Work to complete –
The answer must be every line below that contains the string "tint".

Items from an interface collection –
--- START ---

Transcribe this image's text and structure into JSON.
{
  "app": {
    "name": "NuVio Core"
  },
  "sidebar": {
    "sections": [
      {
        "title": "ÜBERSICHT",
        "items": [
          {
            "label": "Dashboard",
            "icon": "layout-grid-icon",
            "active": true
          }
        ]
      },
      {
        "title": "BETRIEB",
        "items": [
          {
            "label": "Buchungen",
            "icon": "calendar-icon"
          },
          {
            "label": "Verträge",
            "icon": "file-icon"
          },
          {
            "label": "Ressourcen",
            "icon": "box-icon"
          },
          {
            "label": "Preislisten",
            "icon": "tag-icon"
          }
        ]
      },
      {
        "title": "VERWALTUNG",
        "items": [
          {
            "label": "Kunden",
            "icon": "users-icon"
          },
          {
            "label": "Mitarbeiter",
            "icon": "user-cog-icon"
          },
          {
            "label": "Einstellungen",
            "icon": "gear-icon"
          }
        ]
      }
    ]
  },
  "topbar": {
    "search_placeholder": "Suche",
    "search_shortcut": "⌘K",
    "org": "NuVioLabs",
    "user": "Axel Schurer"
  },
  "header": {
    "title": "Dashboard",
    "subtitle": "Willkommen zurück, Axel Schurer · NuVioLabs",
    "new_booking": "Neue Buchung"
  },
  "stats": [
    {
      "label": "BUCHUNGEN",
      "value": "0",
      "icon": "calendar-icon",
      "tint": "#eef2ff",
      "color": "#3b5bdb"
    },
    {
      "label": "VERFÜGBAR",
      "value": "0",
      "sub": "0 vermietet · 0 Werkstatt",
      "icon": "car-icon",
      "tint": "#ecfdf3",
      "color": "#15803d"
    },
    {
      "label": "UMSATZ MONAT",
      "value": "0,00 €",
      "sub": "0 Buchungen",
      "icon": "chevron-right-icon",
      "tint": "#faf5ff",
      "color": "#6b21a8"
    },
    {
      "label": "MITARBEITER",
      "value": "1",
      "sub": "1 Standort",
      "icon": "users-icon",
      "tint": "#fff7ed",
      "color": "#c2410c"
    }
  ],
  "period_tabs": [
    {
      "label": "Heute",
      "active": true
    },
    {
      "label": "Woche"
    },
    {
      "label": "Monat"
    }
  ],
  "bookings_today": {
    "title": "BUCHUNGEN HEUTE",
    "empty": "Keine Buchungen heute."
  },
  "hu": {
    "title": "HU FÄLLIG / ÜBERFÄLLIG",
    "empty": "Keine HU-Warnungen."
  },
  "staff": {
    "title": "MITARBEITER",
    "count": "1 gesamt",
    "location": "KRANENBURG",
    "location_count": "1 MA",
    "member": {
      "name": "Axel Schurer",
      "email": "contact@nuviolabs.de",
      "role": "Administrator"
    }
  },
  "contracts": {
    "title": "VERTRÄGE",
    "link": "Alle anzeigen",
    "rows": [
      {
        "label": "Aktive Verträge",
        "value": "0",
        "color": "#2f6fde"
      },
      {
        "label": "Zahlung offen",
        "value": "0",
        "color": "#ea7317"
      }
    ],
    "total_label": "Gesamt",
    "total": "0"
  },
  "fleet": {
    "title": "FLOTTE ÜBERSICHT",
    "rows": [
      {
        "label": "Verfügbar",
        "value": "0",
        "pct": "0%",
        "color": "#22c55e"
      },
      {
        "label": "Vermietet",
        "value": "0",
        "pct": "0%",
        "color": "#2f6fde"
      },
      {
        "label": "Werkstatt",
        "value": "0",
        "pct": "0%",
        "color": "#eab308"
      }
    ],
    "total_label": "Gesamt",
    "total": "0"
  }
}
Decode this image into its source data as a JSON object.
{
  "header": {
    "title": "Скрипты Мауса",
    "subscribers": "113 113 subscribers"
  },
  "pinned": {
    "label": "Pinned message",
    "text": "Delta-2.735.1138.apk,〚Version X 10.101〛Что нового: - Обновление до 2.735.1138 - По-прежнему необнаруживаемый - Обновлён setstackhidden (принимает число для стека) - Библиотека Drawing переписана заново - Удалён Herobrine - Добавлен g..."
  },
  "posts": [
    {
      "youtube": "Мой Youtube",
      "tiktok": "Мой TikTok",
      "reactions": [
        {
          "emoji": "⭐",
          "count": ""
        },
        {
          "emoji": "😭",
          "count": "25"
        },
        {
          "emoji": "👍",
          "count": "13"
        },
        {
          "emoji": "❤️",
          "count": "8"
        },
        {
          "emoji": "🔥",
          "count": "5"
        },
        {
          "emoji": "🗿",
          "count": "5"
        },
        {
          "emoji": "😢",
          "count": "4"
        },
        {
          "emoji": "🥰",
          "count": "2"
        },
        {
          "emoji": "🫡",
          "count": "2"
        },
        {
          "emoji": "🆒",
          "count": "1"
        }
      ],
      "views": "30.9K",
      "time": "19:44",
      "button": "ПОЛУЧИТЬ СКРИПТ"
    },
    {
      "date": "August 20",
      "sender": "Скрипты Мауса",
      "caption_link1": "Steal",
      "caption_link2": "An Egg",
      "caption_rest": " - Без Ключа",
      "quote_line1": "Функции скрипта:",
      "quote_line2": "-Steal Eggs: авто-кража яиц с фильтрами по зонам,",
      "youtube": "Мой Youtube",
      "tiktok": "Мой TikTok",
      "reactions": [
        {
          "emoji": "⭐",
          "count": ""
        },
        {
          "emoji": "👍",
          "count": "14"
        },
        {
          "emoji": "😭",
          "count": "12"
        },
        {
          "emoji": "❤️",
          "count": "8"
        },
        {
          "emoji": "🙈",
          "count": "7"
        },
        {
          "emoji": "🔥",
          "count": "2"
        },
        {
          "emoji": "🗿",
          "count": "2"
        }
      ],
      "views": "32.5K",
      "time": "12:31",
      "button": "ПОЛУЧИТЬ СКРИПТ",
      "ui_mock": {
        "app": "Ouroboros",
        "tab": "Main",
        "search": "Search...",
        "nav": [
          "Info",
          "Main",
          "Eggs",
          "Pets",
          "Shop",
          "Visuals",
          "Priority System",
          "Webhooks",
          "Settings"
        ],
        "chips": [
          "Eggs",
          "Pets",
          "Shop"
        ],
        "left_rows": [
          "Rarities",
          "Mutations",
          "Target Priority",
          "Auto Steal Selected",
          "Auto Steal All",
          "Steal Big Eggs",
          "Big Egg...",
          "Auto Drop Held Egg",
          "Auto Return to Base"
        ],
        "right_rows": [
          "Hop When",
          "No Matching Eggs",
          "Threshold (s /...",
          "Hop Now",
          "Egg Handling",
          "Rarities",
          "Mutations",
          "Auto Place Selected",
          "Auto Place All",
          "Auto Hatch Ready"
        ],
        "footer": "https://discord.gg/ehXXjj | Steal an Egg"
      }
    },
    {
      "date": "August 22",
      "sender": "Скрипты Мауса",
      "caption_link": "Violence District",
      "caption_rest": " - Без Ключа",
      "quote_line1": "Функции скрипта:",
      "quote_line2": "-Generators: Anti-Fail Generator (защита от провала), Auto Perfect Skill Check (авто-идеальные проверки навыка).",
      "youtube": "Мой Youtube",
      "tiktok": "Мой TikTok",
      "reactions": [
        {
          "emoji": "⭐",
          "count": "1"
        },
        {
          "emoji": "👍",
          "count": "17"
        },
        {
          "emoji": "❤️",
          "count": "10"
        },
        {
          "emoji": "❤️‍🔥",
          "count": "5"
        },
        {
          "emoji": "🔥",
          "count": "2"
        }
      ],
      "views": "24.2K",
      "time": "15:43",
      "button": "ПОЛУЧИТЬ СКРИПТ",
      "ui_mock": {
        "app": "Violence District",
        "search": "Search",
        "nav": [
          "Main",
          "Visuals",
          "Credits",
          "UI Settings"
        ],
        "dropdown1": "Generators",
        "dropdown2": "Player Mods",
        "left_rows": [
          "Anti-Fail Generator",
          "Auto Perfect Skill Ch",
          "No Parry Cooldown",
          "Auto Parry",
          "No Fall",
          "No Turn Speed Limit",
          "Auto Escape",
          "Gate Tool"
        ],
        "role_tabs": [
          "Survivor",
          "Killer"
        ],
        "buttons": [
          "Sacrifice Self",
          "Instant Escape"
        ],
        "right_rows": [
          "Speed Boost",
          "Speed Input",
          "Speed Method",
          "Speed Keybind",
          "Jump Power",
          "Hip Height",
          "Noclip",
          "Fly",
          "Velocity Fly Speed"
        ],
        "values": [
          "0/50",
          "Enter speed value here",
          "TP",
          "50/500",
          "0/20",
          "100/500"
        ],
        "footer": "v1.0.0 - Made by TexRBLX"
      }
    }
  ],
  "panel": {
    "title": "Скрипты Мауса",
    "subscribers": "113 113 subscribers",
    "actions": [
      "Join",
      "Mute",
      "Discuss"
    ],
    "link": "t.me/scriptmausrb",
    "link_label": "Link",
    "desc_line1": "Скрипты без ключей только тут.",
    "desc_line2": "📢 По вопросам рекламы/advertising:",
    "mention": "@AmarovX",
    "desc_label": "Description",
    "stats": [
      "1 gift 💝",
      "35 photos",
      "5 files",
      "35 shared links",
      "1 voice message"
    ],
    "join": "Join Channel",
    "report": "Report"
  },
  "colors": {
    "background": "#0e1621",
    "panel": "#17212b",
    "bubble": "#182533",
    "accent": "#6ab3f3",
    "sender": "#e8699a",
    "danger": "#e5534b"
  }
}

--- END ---

Solution below –
      "tint": "#eef2ff",
      "tint": "#ecfdf3",
      "tint": "#faf5ff",
      "tint": "#fff7ed",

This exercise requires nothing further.